-- SUPPLIED RECORDS follows --

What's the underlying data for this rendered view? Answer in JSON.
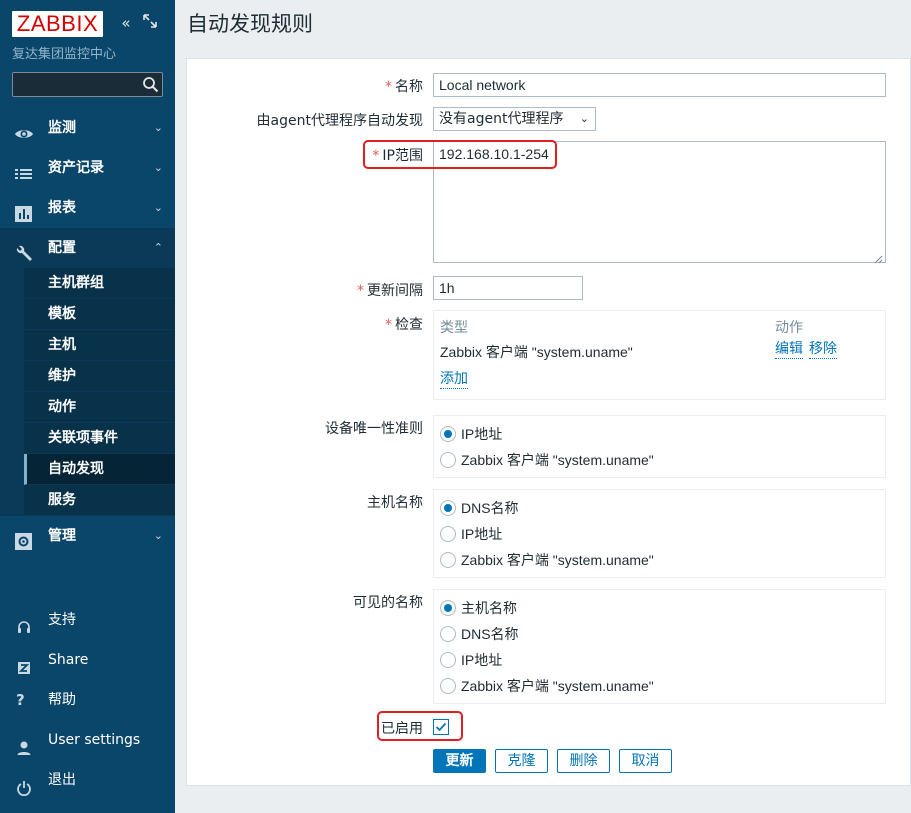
{
  "sidebar": {
    "logo": "ZABBIX",
    "server_name": "复达集团监控中心",
    "search": {
      "value": "",
      "placeholder": ""
    },
    "menu": [
      {
        "label": "监测",
        "icon": "eye-icon"
      },
      {
        "label": "资产记录",
        "icon": "list-icon"
      },
      {
        "label": "报表",
        "icon": "bar-chart-icon"
      },
      {
        "label": "配置",
        "icon": "wrench-icon"
      },
      {
        "label": "管理",
        "icon": "gear-icon"
      }
    ],
    "config_submenu": [
      "主机群组",
      "模板",
      "主机",
      "维护",
      "动作",
      "关联项事件",
      "自动发现",
      "服务"
    ],
    "active_submenu": "自动发现",
    "bottom": [
      {
        "label": "支持",
        "icon": "headset-icon"
      },
      {
        "label": "Share",
        "icon": "share-icon"
      },
      {
        "label": "帮助",
        "icon": "help-icon"
      },
      {
        "label": "User settings",
        "icon": "user-icon"
      },
      {
        "label": "退出",
        "icon": "power-icon"
      }
    ]
  },
  "header": {
    "title": "自动发现规则"
  },
  "form": {
    "name": {
      "label": "名称",
      "value": "Local network"
    },
    "proxy": {
      "label": "由agent代理程序自动发现",
      "value": "没有agent代理程序"
    },
    "ip_range": {
      "label": "IP范围",
      "value": "192.168.10.1-254"
    },
    "update_interval": {
      "label": "更新间隔",
      "value": "1h"
    },
    "checks": {
      "label": "检查",
      "col_type": "类型",
      "col_action": "动作",
      "rows": [
        {
          "type": "Zabbix 客户端 \"system.uname\"",
          "edit": "编辑",
          "remove": "移除"
        }
      ],
      "add": "添加"
    },
    "uniqueness": {
      "label": "设备唯一性准则",
      "options": [
        "IP地址",
        "Zabbix 客户端 \"system.uname\""
      ],
      "selected": 0
    },
    "host_name": {
      "label": "主机名称",
      "options": [
        "DNS名称",
        "IP地址",
        "Zabbix 客户端 \"system.uname\""
      ],
      "selected": 0
    },
    "visible_name": {
      "label": "可见的名称",
      "options": [
        "主机名称",
        "DNS名称",
        "IP地址",
        "Zabbix 客户端 \"system.uname\""
      ],
      "selected": 0
    },
    "enabled": {
      "label": "已启用",
      "checked": true
    },
    "buttons": {
      "update": "更新",
      "clone": "克隆",
      "delete": "删除",
      "cancel": "取消"
    }
  },
  "colors": {
    "accent": "#0275b8",
    "sidebar": "#0a466a",
    "required": "#e45959",
    "highlight": "#e41d23"
  }
}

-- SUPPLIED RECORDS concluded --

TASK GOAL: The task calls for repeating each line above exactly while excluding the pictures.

ANSWER TO THIS EXERCISE:
What's the underlying data for this rendered view? Answer in JSON.
{
  "sidebar": {
    "logo": "ZABBIX",
    "server_name": "复达集团监控中心",
    "search": {
      "value": "",
      "placeholder": ""
    },
    "menu": [
      {
        "label": "监测",
        "icon": "eye-icon"
      },
      {
        "label": "资产记录",
        "icon": "list-icon"
      },
      {
        "label": "报表",
        "icon": "bar-chart-icon"
      },
      {
        "label": "配置",
        "icon": "wrench-icon"
      },
      {
        "label": "管理",
        "icon": "gear-icon"
      }
    ],
    "config_submenu": [
      "主机群组",
      "模板",
      "主机",
      "维护",
      "动作",
      "关联项事件",
      "自动发现",
      "服务"
    ],
    "active_submenu": "自动发现",
    "bottom": [
      {
        "label": "支持",
        "icon": "headset-icon"
      },
      {
        "label": "Share",
        "icon": "share-icon"
      },
      {
        "label": "帮助",
        "icon": "help-icon"
      },
      {
        "label": "User settings",
        "icon": "user-icon"
      },
      {
        "label": "退出",
        "icon": "power-icon"
      }
    ]
  },
  "header": {
    "title": "自动发现规则"
  },
  "form": {
    "name": {
      "label": "名称",
      "value": "Local network"
    },
    "proxy": {
      "label": "由agent代理程序自动发现",
      "value": "没有agent代理程序"
    },
    "ip_range": {
      "label": "IP范围",
      "value": "192.168.10.1-254"
    },
    "update_interval": {
      "label": "更新间隔",
      "value": "1h"
    },
    "checks": {
      "label": "检查",
      "col_type": "类型",
      "col_action": "动作",
      "rows": [
        {
          "type": "Zabbix 客户端 \"system.uname\"",
          "edit": "编辑",
          "remove": "移除"
        }
      ],
      "add": "添加"
    },
    "uniqueness": {
      "label": "设备唯一性准则",
      "options": [
        "IP地址",
        "Zabbix 客户端 \"system.uname\""
      ],
      "selected": 0
    },
    "host_name": {
      "label": "主机名称",
      "options": [
        "DNS名称",
        "IP地址",
        "Zabbix 客户端 \"system.uname\""
      ],
      "selected": 0
    },
    "visible_name": {
      "label": "可见的名称",
      "options": [
        "主机名称",
        "DNS名称",
        "IP地址",
        "Zabbix 客户端 \"system.uname\""
      ],
      "selected": 0
    },
    "enabled": {
      "label": "已启用",
      "checked": true
    },
    "buttons": {
      "update": "更新",
      "clone": "克隆",
      "delete": "删除",
      "cancel": "取消"
    }
  },
  "colors": {
    "accent": "#0275b8",
    "sidebar": "#0a466a",
    "required": "#e45959",
    "highlight": "#e41d23"
  }
}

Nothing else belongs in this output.